Privately funded congressional travel has long been a matter of public interest and sometimes controversy. Privately financed travel allows valuable opportunities for members and their staff to learn about important issues before the U.S. Congress. Moreover, private funding allows taxpayers to save money and provides lawmakers and their staff with numerous educational opportunities that otherwise might not be available to them.
Critics say that travel allows private interest groups to gain extraordinary access to public officials while sometimes providing extravagant and legally sanctioned perks. While most private travel has a serious and obvious educational purpose, some trips are thinly disguised opportunities for golfing or a vacation.
Whatever the merits of the trips, the LegiStorm database provides evidence for trips of both extremes. On the serious side, for example, a few staffers disclosed traveling to study a refugee crisis in African refugee camps.
Occasionally, the disclosed purposes of privately financed questions beg questions. In 2003, Rep. Corrine Brown (D-Fla.) traveled to London and Amsterdam to tour "the airport baggage hold security system". Why she needed to leave the country to study this matter is one issue but why her local Jacksonville Airport Authority would be willing to finance such a 6-day adventure is quite another.
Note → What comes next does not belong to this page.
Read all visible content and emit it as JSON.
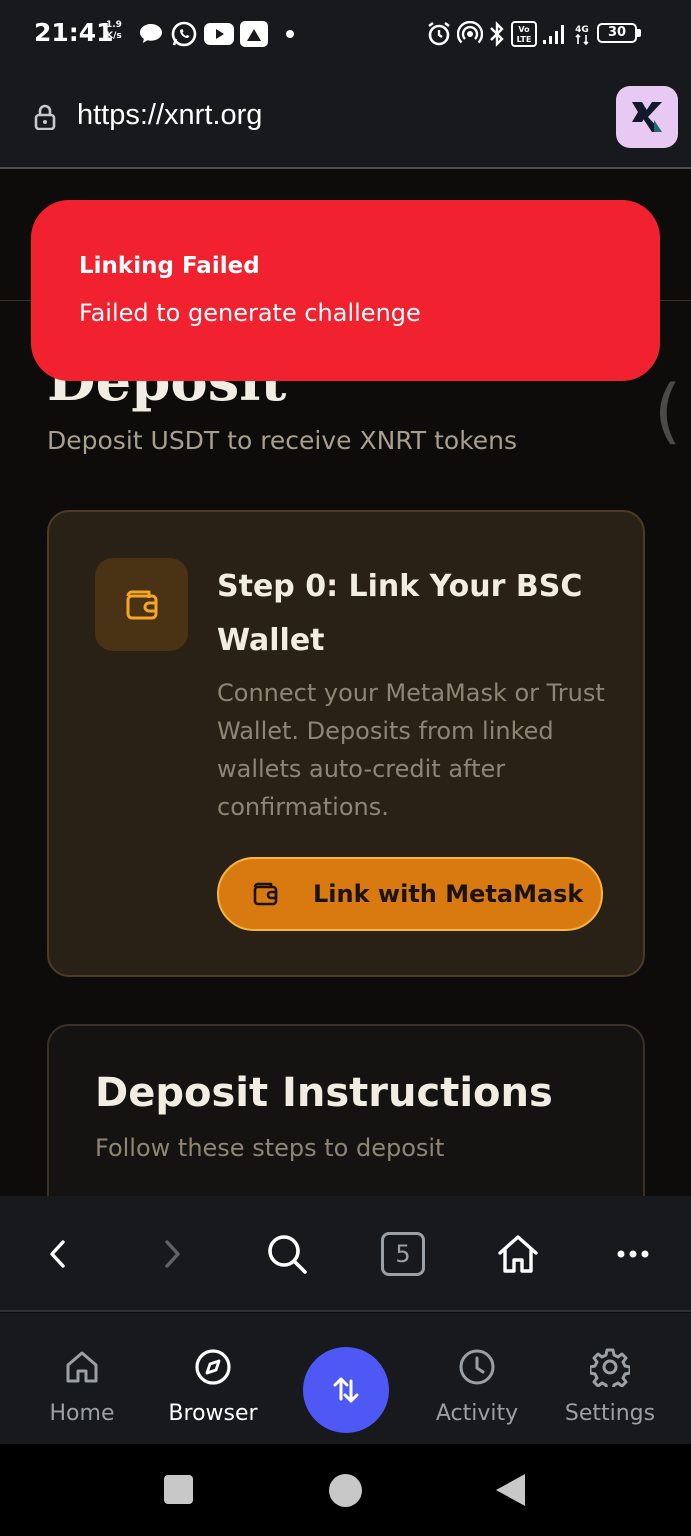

In 2001, Royal Caribbean treated staffers, members and their family members to a weekend cruise around New York City. Travelers gave varying explanations, such as to study "ADA accommodations", referring to the Americans with Disabilities Act, or to "observe port and ship security procedures, including embarkation and disembarkation."
Former Rep. (and later Gov.) Bob Ehrlich (R-Md.) and Sen. (and presidential candidate) Christopher Dodd (D-Conn.) and Rep. (and current House Minority Leader) John Boehner (R-Ohio) did not hide the purpose of their trips as being to golf, even though ethics rules at the time required the trip to be "officially connected". Nor did staffer Bob Vinovich hide that he traveled to Houston in 2003 to golf. On the other hand, his boss, Rep. Bob Ney (R-Ohio), hid that he went to Scotland exclusively to golf with lobbyist Jack Abramoff. Ney was sentenced to federal prison as a result of this trip and related indiscretions.
Even many trips with a business purpose had generous helpings of extracurricular activities to lure travelers. The North Carolina Agricultural Foundation, for example, hosted a 3-day trip in August 2003 to study the state's agriculture issues but travelers could also enjoy two days of golf at two separate courses, including the renowned Pinehurst.
Other trips are proof that travel has the potential to be both fun and enlightening. Three staffers for Rep. Steny Hoyer (D-Md.) traveled to the Rock and Roll Hall of Fame to study the tourist attraction's "music education programs" and "plans for federal appropriations". In early 2005, congressional travelers jetted to Las Vegas, Nev. to, in the words of one participant, "study and tour the gaming industry".
Often times, the true nature of the trip is indecipherable, whether because the handwriting of the traveler is so poor or the traveler provides little clue. The purposes for thousands of trips are "fact-finding" or "educational", with no more details provided that might give the public any basis to judge merits. One staffer, for example, took a "fact-finding" trip to Washington, DC.
In some cases, no purpose whatsoever is listed, even for trips that might otherwise raise questions, such as a 2003 trip by a Rep. Roy Blunt (R-Mo.) staffer to Las Vegas courtesy of a gaming company. A staffer for Rep. Pat Danner (D-Mo.) filed a trip report that did not disclose a sponsor, a destination or even a purpose - leaving the public in the dark as to whether there was any trip to disclose in the first place.